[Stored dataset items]
· · ·

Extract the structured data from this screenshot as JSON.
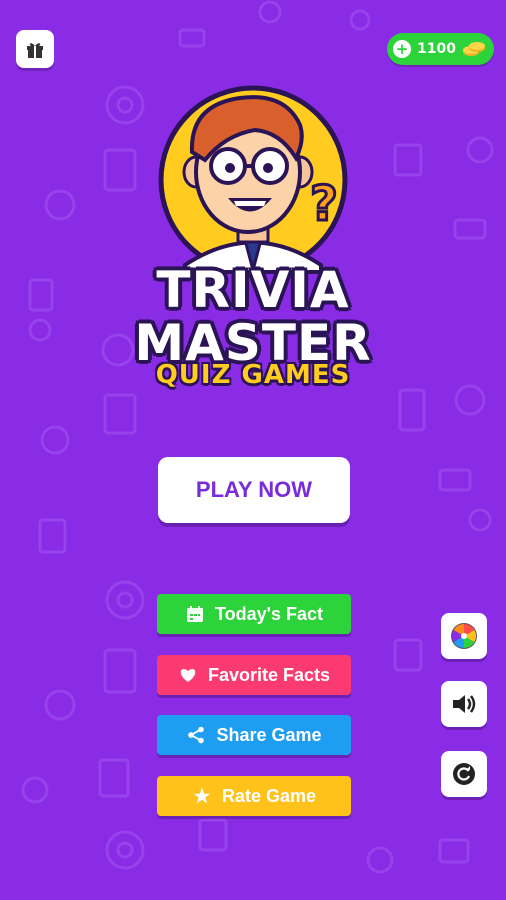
{
  "header": {
    "gift_icon": "gift-icon",
    "coins": {
      "value": "1100",
      "plus_icon": "plus-icon",
      "coin_icon": "coins-icon"
    }
  },
  "logo": {
    "title_line1": "TRIVIA",
    "title_line2": "MASTER",
    "subtitle": "QUIZ GAMES",
    "mascot": "smiling-boy-with-glasses-and-question-mark",
    "question_mark": "?"
  },
  "play_button": {
    "label": "PLAY NOW"
  },
  "menu": [
    {
      "label": "Today's Fact",
      "icon": "calendar-icon",
      "color": "#2dd33a"
    },
    {
      "label": "Favorite Facts",
      "icon": "heart-icon",
      "color": "#fb3a71"
    },
    {
      "label": "Share Game",
      "icon": "share-icon",
      "color": "#1e9ef3"
    },
    {
      "label": "Rate Game",
      "icon": "star-icon",
      "color": "#ffc21a"
    }
  ],
  "side_buttons": [
    {
      "icon": "spin-wheel-icon"
    },
    {
      "icon": "speaker-icon"
    },
    {
      "icon": "refresh-icon"
    }
  ],
  "colors": {
    "background": "#8a2be6",
    "play_text": "#7b2bd8",
    "title_outline": "#2a1456",
    "subtitle": "#ffcc1f"
  }
}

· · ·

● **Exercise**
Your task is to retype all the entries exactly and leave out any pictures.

● **Response**
Extract the structured data from this screenshot as JSON.
{
  "header": {
    "gift_icon": "gift-icon",
    "coins": {
      "value": "1100",
      "plus_icon": "plus-icon",
      "coin_icon": "coins-icon"
    }
  },
  "logo": {
    "title_line1": "TRIVIA",
    "title_line2": "MASTER",
    "subtitle": "QUIZ GAMES",
    "mascot": "smiling-boy-with-glasses-and-question-mark",
    "question_mark": "?"
  },
  "play_button": {
    "label": "PLAY NOW"
  },
  "menu": [
    {
      "label": "Today's Fact",
      "icon": "calendar-icon",
      "color": "#2dd33a"
    },
    {
      "label": "Favorite Facts",
      "icon": "heart-icon",
      "color": "#fb3a71"
    },
    {
      "label": "Share Game",
      "icon": "share-icon",
      "color": "#1e9ef3"
    },
    {
      "label": "Rate Game",
      "icon": "star-icon",
      "color": "#ffc21a"
    }
  ],
  "side_buttons": [
    {
      "icon": "spin-wheel-icon"
    },
    {
      "icon": "speaker-icon"
    },
    {
      "icon": "refresh-icon"
    }
  ],
  "colors": {
    "background": "#8a2be6",
    "play_text": "#7b2bd8",
    "title_outline": "#2a1456",
    "subtitle": "#ffcc1f"
  }
}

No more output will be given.